Jul 13, 2017, 2:44 AM
Grazing management is the science and art of manipulating grazing animals and the pastureland upon which they feed. The effects of grazing management on both land and animals will be good or bad depending on the knowledge and skill of the manager. In the short run, it is possible to increase animal production at the cost of damaging the land just as it is possible to improve the land at the expense of the animals. An area may be overstocked and for a short time thus increase the pounds of animal produced per acre. If all or most of the animals are removed, for a short time an area will produce more pounds of forage per acre. Neither option, however, is viable if the goal is to promote a profitable and sustainable operation. In the long run, a program must address the needs of all members of the plant- soil- animal- complex if it is to be both financially and ecologically sound. If we can orient our thinking to the long-term effects of our management practices, it becomes easier to make the good decisions that will bring about a stable and healthy operation. In order to make sound decisions, it is necessary to have both knowledge and information. Information is facts that are relevant to our task and knowledge is the ability to make use of these facts to promote the desired results. One of the hardest concepts for most ranchers to grasp is that rather than being in the "cattle business” or the "sheep business” or even in the "grass business" they are really in the solar energy business. All production requires the input of energy. Whether the product is steel, meat or great literature energy is required to fuel the process of creation. The true source of this energy is always the same. Sunlight, Coal and petroleum are merely fossilized sunlight that was harvested eons ago by green plants using the same process that green plants use today to convert solar energy to biological energy.

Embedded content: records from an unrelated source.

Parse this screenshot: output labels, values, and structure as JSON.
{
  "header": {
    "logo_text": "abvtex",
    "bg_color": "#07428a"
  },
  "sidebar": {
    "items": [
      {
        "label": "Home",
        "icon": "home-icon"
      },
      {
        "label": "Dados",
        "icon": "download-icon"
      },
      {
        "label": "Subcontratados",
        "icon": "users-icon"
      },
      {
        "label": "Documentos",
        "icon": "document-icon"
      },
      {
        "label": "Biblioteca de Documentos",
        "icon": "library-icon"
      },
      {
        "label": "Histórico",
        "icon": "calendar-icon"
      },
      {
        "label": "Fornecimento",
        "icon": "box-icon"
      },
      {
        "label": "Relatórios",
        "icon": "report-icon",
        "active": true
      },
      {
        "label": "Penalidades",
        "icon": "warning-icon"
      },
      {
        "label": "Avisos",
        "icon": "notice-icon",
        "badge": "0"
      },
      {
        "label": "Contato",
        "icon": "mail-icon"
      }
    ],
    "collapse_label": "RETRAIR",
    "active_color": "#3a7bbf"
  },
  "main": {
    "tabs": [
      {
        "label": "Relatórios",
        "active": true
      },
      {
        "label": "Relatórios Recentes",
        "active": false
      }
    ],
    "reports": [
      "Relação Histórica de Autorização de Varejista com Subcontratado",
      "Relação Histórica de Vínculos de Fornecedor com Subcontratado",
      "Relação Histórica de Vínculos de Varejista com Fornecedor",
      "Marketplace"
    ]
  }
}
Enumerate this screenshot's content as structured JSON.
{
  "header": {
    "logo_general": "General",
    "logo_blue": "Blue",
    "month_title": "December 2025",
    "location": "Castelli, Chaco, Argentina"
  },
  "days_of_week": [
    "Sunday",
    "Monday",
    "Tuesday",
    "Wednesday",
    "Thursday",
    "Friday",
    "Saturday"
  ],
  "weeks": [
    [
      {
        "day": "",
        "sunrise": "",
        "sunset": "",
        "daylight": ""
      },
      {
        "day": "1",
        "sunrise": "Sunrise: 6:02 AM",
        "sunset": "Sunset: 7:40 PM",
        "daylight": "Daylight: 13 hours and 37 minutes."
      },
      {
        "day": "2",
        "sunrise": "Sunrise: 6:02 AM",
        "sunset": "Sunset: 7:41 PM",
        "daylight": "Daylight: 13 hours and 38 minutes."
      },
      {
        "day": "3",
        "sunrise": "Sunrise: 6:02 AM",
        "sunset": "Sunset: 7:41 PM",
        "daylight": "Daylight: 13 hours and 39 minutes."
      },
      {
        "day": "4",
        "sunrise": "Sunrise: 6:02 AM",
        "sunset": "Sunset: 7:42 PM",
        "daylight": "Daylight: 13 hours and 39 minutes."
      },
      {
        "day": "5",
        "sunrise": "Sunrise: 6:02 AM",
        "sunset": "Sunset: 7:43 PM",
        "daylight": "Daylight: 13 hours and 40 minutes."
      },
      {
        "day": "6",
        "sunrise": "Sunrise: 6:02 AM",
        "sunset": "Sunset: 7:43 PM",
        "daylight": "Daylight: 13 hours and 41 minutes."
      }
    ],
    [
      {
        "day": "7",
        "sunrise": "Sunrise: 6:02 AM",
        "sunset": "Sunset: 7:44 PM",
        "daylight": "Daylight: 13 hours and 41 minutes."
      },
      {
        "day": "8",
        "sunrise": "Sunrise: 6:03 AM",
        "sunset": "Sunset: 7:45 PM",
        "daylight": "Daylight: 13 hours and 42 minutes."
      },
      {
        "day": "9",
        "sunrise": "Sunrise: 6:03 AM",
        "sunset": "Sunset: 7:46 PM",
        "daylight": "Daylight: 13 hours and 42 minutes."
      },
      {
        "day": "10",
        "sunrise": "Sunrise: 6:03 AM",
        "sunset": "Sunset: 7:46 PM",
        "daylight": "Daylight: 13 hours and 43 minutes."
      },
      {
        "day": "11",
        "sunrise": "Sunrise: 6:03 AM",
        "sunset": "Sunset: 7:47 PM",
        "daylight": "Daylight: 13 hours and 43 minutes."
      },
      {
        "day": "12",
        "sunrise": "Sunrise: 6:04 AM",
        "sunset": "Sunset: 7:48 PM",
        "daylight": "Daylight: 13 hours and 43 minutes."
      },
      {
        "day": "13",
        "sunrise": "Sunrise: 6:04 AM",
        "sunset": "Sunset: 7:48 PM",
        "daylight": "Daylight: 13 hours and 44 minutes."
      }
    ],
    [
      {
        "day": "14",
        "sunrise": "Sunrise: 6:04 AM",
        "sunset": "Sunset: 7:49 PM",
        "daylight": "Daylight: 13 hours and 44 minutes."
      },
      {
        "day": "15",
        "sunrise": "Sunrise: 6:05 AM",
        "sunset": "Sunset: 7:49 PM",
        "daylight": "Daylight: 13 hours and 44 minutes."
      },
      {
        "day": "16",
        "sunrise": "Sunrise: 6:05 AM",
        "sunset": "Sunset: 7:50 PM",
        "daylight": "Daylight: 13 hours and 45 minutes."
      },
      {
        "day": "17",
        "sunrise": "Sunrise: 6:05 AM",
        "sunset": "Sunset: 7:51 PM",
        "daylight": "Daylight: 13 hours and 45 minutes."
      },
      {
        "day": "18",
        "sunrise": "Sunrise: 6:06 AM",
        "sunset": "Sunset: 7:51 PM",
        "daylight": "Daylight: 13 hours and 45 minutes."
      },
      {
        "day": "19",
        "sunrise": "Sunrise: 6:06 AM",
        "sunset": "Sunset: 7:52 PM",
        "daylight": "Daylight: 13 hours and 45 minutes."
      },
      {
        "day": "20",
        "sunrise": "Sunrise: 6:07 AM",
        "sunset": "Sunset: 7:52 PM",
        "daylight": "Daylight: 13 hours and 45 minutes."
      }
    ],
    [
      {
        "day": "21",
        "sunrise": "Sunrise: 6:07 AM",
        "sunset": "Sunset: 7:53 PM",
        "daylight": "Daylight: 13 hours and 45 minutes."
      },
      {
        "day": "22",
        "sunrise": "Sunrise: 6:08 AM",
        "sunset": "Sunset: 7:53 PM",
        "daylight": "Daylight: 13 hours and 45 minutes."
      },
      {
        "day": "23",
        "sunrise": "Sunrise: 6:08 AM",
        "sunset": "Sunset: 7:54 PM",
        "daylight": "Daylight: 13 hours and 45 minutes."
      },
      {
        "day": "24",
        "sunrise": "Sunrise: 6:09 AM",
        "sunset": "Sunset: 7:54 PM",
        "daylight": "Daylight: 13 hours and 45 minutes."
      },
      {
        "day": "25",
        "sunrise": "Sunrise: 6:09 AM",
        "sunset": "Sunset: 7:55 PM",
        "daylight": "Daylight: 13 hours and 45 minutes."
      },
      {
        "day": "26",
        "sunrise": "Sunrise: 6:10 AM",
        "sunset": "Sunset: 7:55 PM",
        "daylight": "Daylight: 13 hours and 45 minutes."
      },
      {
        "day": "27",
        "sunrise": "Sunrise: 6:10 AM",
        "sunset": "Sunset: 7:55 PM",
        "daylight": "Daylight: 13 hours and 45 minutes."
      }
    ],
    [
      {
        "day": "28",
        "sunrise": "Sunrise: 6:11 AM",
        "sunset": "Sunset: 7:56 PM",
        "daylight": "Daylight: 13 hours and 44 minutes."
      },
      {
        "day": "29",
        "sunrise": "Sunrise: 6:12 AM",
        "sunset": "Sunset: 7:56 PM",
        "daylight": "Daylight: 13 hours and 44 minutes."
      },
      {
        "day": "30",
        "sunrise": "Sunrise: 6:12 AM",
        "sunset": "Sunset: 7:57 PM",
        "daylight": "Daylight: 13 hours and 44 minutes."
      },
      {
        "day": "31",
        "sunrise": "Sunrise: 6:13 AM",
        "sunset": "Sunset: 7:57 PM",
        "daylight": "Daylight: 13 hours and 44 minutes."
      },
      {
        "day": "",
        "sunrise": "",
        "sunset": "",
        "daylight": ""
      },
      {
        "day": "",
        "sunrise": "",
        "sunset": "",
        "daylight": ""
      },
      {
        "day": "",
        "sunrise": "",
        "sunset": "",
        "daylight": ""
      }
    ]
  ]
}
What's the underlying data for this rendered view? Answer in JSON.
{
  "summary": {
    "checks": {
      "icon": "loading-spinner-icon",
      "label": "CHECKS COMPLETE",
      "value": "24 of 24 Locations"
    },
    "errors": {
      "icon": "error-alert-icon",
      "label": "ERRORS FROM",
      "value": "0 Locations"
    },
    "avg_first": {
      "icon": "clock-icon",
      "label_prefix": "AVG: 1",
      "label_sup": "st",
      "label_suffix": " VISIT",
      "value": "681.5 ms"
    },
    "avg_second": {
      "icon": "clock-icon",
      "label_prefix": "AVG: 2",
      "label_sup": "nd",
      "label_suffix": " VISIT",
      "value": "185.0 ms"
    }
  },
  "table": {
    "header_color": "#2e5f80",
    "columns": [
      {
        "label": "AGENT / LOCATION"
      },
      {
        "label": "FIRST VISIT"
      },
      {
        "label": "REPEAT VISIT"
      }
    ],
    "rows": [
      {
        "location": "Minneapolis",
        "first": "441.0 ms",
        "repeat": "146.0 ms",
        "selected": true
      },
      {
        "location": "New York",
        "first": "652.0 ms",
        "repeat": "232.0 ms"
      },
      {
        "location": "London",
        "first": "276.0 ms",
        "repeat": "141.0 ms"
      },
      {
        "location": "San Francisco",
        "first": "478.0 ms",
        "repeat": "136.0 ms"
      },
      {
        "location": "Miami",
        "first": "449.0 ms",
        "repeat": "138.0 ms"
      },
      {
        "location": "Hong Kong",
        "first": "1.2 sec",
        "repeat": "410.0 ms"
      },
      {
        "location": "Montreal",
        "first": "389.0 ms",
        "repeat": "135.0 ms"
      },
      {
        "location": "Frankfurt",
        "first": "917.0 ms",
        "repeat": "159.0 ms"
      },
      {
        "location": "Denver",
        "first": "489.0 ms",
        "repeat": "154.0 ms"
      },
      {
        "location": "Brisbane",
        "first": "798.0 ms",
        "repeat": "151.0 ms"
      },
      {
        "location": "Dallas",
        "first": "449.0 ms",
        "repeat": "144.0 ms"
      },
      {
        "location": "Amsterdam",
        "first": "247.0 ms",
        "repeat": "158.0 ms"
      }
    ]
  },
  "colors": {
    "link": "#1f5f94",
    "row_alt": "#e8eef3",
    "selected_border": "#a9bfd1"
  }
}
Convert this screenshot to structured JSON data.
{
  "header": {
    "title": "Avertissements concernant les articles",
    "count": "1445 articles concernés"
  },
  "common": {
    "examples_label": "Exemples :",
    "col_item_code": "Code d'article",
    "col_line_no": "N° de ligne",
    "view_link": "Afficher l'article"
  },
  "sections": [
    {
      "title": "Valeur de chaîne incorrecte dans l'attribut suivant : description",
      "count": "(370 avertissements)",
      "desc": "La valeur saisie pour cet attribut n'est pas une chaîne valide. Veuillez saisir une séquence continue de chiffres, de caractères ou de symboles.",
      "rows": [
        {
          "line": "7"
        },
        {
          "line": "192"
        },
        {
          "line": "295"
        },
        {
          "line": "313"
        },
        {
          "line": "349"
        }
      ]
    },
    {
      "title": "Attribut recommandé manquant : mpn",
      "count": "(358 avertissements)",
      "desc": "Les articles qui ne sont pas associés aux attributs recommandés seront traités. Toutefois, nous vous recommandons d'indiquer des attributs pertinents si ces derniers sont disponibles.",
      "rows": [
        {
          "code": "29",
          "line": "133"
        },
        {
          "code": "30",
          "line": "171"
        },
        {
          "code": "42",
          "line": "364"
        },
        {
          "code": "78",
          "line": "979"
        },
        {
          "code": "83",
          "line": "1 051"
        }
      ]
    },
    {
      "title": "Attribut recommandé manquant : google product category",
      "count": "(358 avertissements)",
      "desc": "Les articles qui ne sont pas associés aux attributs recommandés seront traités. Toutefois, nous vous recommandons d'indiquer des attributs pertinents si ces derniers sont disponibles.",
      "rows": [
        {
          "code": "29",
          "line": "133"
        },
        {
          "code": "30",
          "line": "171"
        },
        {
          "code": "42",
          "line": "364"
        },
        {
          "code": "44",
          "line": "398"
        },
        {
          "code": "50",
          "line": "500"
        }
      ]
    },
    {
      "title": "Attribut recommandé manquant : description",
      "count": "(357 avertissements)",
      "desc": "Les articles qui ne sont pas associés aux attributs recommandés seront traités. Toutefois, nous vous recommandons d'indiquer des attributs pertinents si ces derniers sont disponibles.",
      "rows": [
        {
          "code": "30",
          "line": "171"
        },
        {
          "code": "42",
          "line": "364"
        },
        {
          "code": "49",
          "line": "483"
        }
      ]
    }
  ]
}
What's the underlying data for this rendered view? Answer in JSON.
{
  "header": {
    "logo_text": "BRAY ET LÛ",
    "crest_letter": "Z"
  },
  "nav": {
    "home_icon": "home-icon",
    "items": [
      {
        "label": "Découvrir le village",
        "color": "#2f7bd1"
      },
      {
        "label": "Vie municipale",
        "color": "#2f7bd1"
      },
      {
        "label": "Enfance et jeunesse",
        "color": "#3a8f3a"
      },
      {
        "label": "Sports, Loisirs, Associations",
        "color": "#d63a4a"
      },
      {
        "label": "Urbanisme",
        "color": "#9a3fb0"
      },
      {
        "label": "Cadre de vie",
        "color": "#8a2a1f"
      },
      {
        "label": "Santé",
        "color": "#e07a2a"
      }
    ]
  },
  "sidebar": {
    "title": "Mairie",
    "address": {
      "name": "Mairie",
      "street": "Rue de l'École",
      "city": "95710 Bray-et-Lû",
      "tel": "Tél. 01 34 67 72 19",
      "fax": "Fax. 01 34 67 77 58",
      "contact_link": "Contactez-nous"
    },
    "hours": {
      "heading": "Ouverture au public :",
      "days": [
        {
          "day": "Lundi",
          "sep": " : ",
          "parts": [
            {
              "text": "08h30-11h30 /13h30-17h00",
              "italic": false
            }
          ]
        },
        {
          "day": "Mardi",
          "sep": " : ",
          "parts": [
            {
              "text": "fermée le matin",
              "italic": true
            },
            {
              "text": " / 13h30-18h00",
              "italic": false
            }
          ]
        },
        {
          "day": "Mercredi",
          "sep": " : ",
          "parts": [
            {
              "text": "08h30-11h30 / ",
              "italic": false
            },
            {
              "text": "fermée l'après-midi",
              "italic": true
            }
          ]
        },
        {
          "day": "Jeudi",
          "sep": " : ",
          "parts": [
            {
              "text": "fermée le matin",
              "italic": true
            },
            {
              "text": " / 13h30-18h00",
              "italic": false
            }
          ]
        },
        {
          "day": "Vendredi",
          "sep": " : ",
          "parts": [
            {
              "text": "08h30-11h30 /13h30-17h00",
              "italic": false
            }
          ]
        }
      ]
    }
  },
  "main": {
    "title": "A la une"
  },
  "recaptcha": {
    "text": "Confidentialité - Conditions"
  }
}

Nitpickers might argue, correctly, that sunlight is actually one form of nuclear energy. The fact remains that for millions of years and for the foreseeable future, sunlight is by far the most significant source of energy available to the earth. All life depends upon photosynthesis, the process by which green plants convert sunlight to biological energy. Even those organisms that spend their lives beneath the soil surface or at the bottom of the ocean derive their substance from materials whose energy originated as sunlight. The success or failure of farmers, ranchers and other land managers of all kinds depends upon how wisely and well they make use of this process. The success or failure of these land managers will ultimately decide the success or failure of humanity and the earth, as we know it.